REQUIRED WORK: Your answer must repeat all of the entries word for word, without any images.

Extracted records

····················

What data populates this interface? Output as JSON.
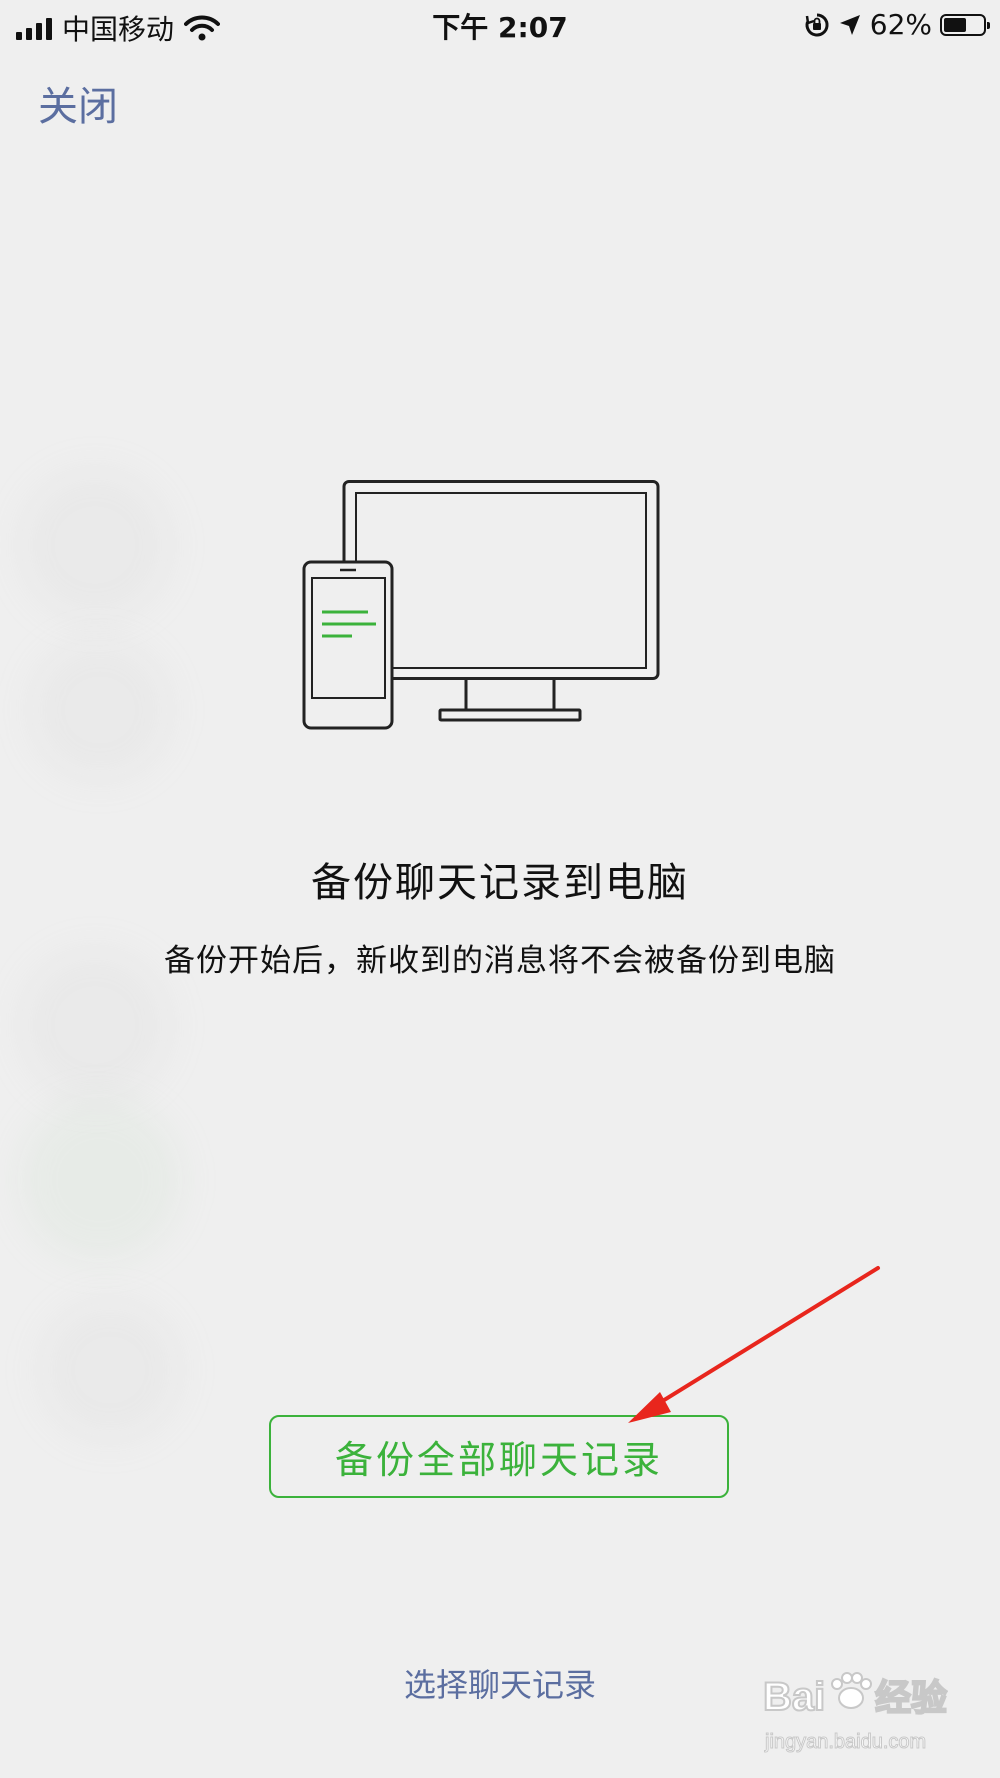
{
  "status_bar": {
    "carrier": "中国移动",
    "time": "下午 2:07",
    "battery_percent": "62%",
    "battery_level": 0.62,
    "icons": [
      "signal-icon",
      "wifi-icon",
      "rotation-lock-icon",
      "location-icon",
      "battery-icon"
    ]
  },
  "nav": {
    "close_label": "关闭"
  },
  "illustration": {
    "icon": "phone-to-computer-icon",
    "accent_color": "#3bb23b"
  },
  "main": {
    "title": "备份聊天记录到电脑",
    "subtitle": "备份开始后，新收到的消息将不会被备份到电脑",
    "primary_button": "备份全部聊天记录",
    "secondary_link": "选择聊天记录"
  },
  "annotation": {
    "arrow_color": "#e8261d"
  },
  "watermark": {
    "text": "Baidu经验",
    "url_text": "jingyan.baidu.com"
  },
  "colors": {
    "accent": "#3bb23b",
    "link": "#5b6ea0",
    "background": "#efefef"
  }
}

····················

OUTPUT:
What data populates this interface? Output as JSON.
{
  "status_bar": {
    "carrier": "中国移动",
    "time": "下午 2:07",
    "battery_percent": "62%",
    "battery_level": 0.62,
    "icons": [
      "signal-icon",
      "wifi-icon",
      "rotation-lock-icon",
      "location-icon",
      "battery-icon"
    ]
  },
  "nav": {
    "close_label": "关闭"
  },
  "illustration": {
    "icon": "phone-to-computer-icon",
    "accent_color": "#3bb23b"
  },
  "main": {
    "title": "备份聊天记录到电脑",
    "subtitle": "备份开始后，新收到的消息将不会被备份到电脑",
    "primary_button": "备份全部聊天记录",
    "secondary_link": "选择聊天记录"
  },
  "annotation": {
    "arrow_color": "#e8261d"
  },
  "watermark": {
    "text": "Baidu经验",
    "url_text": "jingyan.baidu.com"
  },
  "colors": {
    "accent": "#3bb23b",
    "link": "#5b6ea0",
    "background": "#efefef"
  }
}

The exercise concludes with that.